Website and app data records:
**********
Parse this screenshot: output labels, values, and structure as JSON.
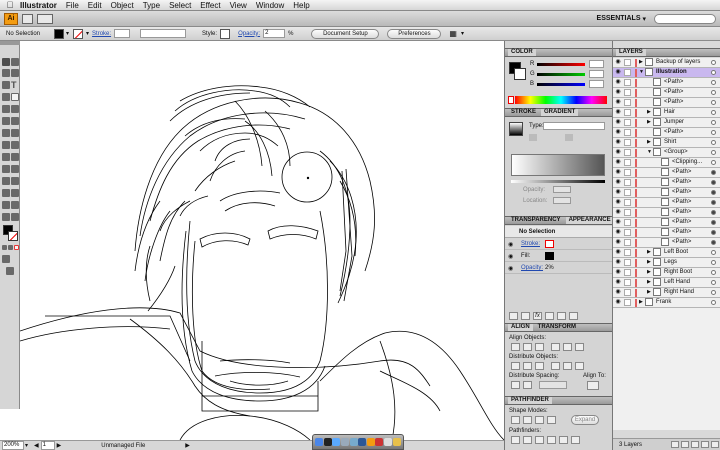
{
  "menubar": {
    "apple_icon": "apple-icon",
    "app_name": "Illustrator",
    "items": [
      "File",
      "Edit",
      "Object",
      "Type",
      "Select",
      "Effect",
      "View",
      "Window",
      "Help"
    ]
  },
  "appbar": {
    "logo": "Ai",
    "workspace": "ESSENTIALS"
  },
  "control_bar": {
    "selection": "No Selection",
    "stroke_label": "Stroke:",
    "style_label": "Style:",
    "opacity_label": "Opacity:",
    "opacity_value": "2",
    "opacity_unit": "%",
    "document_setup": "Document Setup",
    "preferences": "Preferences"
  },
  "status_bar": {
    "zoom": "200%",
    "page": "1",
    "status": "Unmanaged File"
  },
  "color_panel": {
    "tab": "COLOR",
    "channels": [
      "R",
      "G",
      "B"
    ]
  },
  "gradient_panel": {
    "tabs": [
      "STROKE",
      "GRADIENT"
    ],
    "type_label": "Type:",
    "opacity_label": "Opacity:",
    "location_label": "Location:"
  },
  "appearance_panel": {
    "tabs": [
      "TRANSPARENCY",
      "APPEARANCE"
    ],
    "title": "No Selection",
    "rows": [
      "Stroke:",
      "Fill:",
      "Opacity:"
    ],
    "opacity_value": "2%",
    "fx_label": "fx"
  },
  "align_panel": {
    "tabs": [
      "ALIGN",
      "TRANSFORM"
    ],
    "align_objects": "Align Objects:",
    "distribute_objects": "Distribute Objects:",
    "distribute_spacing": "Distribute Spacing:",
    "align_to": "Align To:"
  },
  "pathfinder_panel": {
    "tab": "PATHFINDER",
    "shape_modes": "Shape Modes:",
    "expand": "Expand",
    "pathfinders": "Pathfinders:"
  },
  "layers_panel": {
    "tab": "LAYERS",
    "footer": "3 Layers",
    "rows": [
      {
        "name": "Backup of layers",
        "indent": 0,
        "dot": "empty"
      },
      {
        "name": "Illustration",
        "indent": 0,
        "dot": "empty",
        "selected": true
      },
      {
        "name": "<Path>",
        "indent": 1,
        "dot": "empty"
      },
      {
        "name": "<Path>",
        "indent": 1,
        "dot": "empty"
      },
      {
        "name": "<Path>",
        "indent": 1,
        "dot": "empty"
      },
      {
        "name": "Hair",
        "indent": 1,
        "dot": "empty"
      },
      {
        "name": "Jumper",
        "indent": 1,
        "dot": "empty"
      },
      {
        "name": "<Path>",
        "indent": 1,
        "dot": "empty"
      },
      {
        "name": "Shirt",
        "indent": 1,
        "dot": "empty"
      },
      {
        "name": "<Group>",
        "indent": 1,
        "dot": "empty"
      },
      {
        "name": "<Clipping...",
        "indent": 2,
        "dot": "empty"
      },
      {
        "name": "<Path>",
        "indent": 2,
        "dot": "fill"
      },
      {
        "name": "<Path>",
        "indent": 2,
        "dot": "fill"
      },
      {
        "name": "<Path>",
        "indent": 2,
        "dot": "fill"
      },
      {
        "name": "<Path>",
        "indent": 2,
        "dot": "fill"
      },
      {
        "name": "<Path>",
        "indent": 2,
        "dot": "fill"
      },
      {
        "name": "<Path>",
        "indent": 2,
        "dot": "fill"
      },
      {
        "name": "<Path>",
        "indent": 2,
        "dot": "fill"
      },
      {
        "name": "<Path>",
        "indent": 2,
        "dot": "fill"
      },
      {
        "name": "Left Boot",
        "indent": 1,
        "dot": "empty"
      },
      {
        "name": "Legs",
        "indent": 1,
        "dot": "empty"
      },
      {
        "name": "Right Boot",
        "indent": 1,
        "dot": "empty"
      },
      {
        "name": "Left Hand",
        "indent": 1,
        "dot": "empty"
      },
      {
        "name": "Right Hand",
        "indent": 1,
        "dot": "empty"
      },
      {
        "name": "Frank",
        "indent": 0,
        "dot": "empty"
      }
    ]
  },
  "colors": {
    "layer_color": "#e06060",
    "selected_row": "#c9b8ef"
  }
}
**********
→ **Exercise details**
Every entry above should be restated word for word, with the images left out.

→ **Your response**
Parse this screenshot: output labels, values, and structure as JSON.
{
  "menubar": {
    "apple_icon": "apple-icon",
    "app_name": "Illustrator",
    "items": [
      "File",
      "Edit",
      "Object",
      "Type",
      "Select",
      "Effect",
      "View",
      "Window",
      "Help"
    ]
  },
  "appbar": {
    "logo": "Ai",
    "workspace": "ESSENTIALS"
  },
  "control_bar": {
    "selection": "No Selection",
    "stroke_label": "Stroke:",
    "style_label": "Style:",
    "opacity_label": "Opacity:",
    "opacity_value": "2",
    "opacity_unit": "%",
    "document_setup": "Document Setup",
    "preferences": "Preferences"
  },
  "status_bar": {
    "zoom": "200%",
    "page": "1",
    "status": "Unmanaged File"
  },
  "color_panel": {
    "tab": "COLOR",
    "channels": [
      "R",
      "G",
      "B"
    ]
  },
  "gradient_panel": {
    "tabs": [
      "STROKE",
      "GRADIENT"
    ],
    "type_label": "Type:",
    "opacity_label": "Opacity:",
    "location_label": "Location:"
  },
  "appearance_panel": {
    "tabs": [
      "TRANSPARENCY",
      "APPEARANCE"
    ],
    "title": "No Selection",
    "rows": [
      "Stroke:",
      "Fill:",
      "Opacity:"
    ],
    "opacity_value": "2%",
    "fx_label": "fx"
  },
  "align_panel": {
    "tabs": [
      "ALIGN",
      "TRANSFORM"
    ],
    "align_objects": "Align Objects:",
    "distribute_objects": "Distribute Objects:",
    "distribute_spacing": "Distribute Spacing:",
    "align_to": "Align To:"
  },
  "pathfinder_panel": {
    "tab": "PATHFINDER",
    "shape_modes": "Shape Modes:",
    "expand": "Expand",
    "pathfinders": "Pathfinders:"
  },
  "layers_panel": {
    "tab": "LAYERS",
    "footer": "3 Layers",
    "rows": [
      {
        "name": "Backup of layers",
        "indent": 0,
        "dot": "empty"
      },
      {
        "name": "Illustration",
        "indent": 0,
        "dot": "empty",
        "selected": true
      },
      {
        "name": "<Path>",
        "indent": 1,
        "dot": "empty"
      },
      {
        "name": "<Path>",
        "indent": 1,
        "dot": "empty"
      },
      {
        "name": "<Path>",
        "indent": 1,
        "dot": "empty"
      },
      {
        "name": "Hair",
        "indent": 1,
        "dot": "empty"
      },
      {
        "name": "Jumper",
        "indent": 1,
        "dot": "empty"
      },
      {
        "name": "<Path>",
        "indent": 1,
        "dot": "empty"
      },
      {
        "name": "Shirt",
        "indent": 1,
        "dot": "empty"
      },
      {
        "name": "<Group>",
        "indent": 1,
        "dot": "empty"
      },
      {
        "name": "<Clipping...",
        "indent": 2,
        "dot": "empty"
      },
      {
        "name": "<Path>",
        "indent": 2,
        "dot": "fill"
      },
      {
        "name": "<Path>",
        "indent": 2,
        "dot": "fill"
      },
      {
        "name": "<Path>",
        "indent": 2,
        "dot": "fill"
      },
      {
        "name": "<Path>",
        "indent": 2,
        "dot": "fill"
      },
      {
        "name": "<Path>",
        "indent": 2,
        "dot": "fill"
      },
      {
        "name": "<Path>",
        "indent": 2,
        "dot": "fill"
      },
      {
        "name": "<Path>",
        "indent": 2,
        "dot": "fill"
      },
      {
        "name": "<Path>",
        "indent": 2,
        "dot": "fill"
      },
      {
        "name": "Left Boot",
        "indent": 1,
        "dot": "empty"
      },
      {
        "name": "Legs",
        "indent": 1,
        "dot": "empty"
      },
      {
        "name": "Right Boot",
        "indent": 1,
        "dot": "empty"
      },
      {
        "name": "Left Hand",
        "indent": 1,
        "dot": "empty"
      },
      {
        "name": "Right Hand",
        "indent": 1,
        "dot": "empty"
      },
      {
        "name": "Frank",
        "indent": 0,
        "dot": "empty"
      }
    ]
  },
  "colors": {
    "layer_color": "#e06060",
    "selected_row": "#c9b8ef"
  }
}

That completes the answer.